BEGIN The data

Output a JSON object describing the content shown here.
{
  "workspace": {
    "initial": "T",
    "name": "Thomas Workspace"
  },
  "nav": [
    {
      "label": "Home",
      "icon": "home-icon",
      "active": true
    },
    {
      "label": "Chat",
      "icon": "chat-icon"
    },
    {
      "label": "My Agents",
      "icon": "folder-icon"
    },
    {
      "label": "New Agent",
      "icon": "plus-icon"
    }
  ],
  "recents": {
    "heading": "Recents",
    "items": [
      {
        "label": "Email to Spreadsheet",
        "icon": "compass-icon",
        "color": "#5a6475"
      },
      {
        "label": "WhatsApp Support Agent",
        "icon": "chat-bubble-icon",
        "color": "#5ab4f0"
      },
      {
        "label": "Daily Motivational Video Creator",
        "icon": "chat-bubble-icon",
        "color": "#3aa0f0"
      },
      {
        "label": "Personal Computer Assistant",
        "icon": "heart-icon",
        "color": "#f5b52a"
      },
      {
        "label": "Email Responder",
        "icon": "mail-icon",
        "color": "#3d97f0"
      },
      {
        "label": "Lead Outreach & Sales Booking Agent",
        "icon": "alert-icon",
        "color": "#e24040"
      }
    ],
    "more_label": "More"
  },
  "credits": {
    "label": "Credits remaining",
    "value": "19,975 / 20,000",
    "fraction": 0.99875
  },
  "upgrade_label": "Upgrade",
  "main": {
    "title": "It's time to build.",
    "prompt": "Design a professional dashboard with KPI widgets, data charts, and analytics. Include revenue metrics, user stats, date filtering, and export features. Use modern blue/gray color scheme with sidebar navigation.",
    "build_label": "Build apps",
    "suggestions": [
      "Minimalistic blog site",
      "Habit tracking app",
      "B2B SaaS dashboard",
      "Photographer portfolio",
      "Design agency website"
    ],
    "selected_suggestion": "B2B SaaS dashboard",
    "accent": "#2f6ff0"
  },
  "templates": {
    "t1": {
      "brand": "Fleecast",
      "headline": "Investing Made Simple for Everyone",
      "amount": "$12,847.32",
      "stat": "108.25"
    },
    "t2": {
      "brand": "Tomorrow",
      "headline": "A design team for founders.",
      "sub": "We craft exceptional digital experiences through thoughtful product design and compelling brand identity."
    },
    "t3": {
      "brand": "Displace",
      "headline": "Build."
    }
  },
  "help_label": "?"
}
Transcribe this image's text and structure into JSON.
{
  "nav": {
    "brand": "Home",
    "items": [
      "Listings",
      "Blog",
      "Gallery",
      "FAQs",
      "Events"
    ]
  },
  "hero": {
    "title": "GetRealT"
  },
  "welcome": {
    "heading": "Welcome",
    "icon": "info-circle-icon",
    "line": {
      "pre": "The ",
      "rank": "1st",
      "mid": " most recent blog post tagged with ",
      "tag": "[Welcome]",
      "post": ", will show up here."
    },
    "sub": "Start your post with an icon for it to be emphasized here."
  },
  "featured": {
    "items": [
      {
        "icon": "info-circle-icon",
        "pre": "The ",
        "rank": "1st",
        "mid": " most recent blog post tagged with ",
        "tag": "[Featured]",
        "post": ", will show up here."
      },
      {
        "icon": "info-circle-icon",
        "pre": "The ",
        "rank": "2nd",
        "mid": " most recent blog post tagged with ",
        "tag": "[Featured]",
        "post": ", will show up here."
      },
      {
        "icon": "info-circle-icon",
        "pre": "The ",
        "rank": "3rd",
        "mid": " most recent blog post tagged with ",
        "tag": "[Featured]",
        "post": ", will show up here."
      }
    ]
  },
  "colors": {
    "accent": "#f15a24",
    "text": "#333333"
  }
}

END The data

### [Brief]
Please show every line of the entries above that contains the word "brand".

### [Answer section]
      "brand": "Fleecast",
      "brand": "Tomorrow",
      "sub": "We craft exceptional digital experiences through thoughtful product design and compelling brand identity."
      "brand": "Displace",
    "brand": "Home",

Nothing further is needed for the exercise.